I recently came across the AUUF (Amarillo Unitarian Universalist Fellowship) by chance. When digging on the origins of this community that exists within Amarillo, I discovered an interesting connection to famous lawyer Clarence Darrow.
If you need a refresher, Darrow was the defense attorney for John Thomas Scopes during the infamous Scopes Monkey Trial of 1925. The prosecutor was none other than famed politician and preacher, William Jennings Bryan. The classic film Inherit the Wind was based on the trial, where a substitute teacher faced charges for teaching evolution in the classroom.
Wayne Darrow, a member of the fellowship, was the grand nephew of Clarence Darrow. I instantly became interested in finding out exactly what lay at the heart of the AUUF.
There were a lot of misconceptions I had when I went for my visit. First, this is not a “church” in the traditional sense. There is no honoring of a deity at the expense of all others. No hellfire and brimstone.
This is a “fellowship,” where individuals from any background can gather with the sole intent of discovering how to be a better person, neighbor, friend.

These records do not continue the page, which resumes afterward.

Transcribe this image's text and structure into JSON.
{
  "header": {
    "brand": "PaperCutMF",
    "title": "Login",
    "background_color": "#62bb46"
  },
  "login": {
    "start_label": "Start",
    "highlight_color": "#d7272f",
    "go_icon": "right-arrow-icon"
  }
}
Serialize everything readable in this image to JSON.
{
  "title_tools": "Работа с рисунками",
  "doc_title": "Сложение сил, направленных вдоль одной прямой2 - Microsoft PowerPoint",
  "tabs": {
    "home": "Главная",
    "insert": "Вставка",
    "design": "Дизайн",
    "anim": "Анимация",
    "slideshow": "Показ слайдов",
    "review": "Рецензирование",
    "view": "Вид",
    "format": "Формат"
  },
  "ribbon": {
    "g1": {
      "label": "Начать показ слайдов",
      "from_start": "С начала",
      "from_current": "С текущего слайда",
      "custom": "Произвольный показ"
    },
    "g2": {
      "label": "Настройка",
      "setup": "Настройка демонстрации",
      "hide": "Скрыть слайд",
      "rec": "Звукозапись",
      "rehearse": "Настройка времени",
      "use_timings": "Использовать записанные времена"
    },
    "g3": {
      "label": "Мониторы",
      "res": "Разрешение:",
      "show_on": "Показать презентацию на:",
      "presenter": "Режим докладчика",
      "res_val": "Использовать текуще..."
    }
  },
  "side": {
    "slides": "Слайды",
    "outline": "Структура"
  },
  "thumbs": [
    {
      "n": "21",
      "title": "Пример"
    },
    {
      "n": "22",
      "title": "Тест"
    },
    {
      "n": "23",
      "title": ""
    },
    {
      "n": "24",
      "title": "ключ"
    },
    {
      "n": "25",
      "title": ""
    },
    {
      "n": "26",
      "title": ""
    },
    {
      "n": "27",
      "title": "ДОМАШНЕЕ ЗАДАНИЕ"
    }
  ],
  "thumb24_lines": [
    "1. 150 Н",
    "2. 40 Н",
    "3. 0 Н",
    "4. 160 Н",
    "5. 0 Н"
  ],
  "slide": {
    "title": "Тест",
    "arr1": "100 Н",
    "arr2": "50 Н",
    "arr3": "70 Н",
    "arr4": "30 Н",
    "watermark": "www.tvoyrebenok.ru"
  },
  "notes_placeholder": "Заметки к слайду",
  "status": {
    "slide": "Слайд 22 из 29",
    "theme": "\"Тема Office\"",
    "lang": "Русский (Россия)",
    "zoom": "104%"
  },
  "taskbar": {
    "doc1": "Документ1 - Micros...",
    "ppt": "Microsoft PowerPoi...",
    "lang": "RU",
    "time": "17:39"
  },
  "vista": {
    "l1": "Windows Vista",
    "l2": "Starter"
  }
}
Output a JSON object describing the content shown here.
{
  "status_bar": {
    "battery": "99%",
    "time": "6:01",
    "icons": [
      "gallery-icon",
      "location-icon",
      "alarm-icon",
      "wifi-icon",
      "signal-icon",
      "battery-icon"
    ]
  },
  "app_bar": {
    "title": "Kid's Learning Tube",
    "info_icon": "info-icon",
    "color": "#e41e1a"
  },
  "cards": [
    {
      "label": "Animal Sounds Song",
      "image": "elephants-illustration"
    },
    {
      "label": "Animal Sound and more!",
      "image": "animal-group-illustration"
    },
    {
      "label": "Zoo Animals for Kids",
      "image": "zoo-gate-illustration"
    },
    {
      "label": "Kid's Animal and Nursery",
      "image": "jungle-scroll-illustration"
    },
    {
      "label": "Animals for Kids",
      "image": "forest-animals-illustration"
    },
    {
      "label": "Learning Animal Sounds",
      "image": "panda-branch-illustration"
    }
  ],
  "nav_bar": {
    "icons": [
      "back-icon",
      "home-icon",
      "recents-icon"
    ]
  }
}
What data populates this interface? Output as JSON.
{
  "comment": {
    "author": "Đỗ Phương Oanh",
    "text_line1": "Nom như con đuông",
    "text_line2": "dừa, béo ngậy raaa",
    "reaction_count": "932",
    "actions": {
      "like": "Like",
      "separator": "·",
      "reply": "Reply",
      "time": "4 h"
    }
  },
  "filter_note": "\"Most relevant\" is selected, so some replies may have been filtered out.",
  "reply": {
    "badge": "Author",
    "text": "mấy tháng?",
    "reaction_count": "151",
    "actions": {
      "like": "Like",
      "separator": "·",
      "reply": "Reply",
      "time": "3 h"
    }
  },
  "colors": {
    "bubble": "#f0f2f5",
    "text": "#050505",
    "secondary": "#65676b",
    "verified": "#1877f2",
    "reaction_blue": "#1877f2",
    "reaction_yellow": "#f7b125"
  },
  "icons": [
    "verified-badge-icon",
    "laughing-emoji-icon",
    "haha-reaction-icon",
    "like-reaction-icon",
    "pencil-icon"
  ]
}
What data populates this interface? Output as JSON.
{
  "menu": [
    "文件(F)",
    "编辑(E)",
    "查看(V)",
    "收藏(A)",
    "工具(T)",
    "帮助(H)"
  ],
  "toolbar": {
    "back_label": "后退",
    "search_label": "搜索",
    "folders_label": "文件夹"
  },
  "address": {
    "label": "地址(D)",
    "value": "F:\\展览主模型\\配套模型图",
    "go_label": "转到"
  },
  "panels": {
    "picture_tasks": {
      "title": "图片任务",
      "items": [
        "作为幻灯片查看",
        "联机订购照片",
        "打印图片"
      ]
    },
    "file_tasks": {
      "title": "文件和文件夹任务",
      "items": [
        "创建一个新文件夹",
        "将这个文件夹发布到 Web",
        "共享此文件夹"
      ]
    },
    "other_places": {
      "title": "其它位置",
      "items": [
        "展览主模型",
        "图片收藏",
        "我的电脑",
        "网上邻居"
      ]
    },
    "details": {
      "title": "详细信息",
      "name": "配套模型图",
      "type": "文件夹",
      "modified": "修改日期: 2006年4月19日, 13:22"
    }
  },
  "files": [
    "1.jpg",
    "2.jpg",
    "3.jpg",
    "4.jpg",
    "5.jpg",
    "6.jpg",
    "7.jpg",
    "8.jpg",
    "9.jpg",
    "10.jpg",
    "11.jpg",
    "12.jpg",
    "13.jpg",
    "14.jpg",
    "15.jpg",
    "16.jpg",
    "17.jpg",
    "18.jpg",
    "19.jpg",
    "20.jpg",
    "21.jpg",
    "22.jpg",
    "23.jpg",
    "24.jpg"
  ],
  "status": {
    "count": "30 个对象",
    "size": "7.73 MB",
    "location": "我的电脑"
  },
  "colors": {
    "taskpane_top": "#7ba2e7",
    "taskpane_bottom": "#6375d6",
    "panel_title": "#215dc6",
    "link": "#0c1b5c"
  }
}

Meeting with Rev. Nell Newton, I discovered that the importance isn’t placed on who is wrong or right, but what we are doing to make the world around us a better place.
The AUUF does a lot of volunteer and charity work in the community, sometimes with little or no fanfare.
Often Rev. Newton would pause to wipe a tear from her eye when discussing the love she has for the Fellowship and its members, and the love they all share for our city.
According to the history of the AUUF, written by Wayne Darrow:
The big achievement of the first 20 years of the Fellowship was to establish a haven for free souls to come together to examine and discuss ideas important to individuals and to society.
For more information you can find the AUUF online at their website.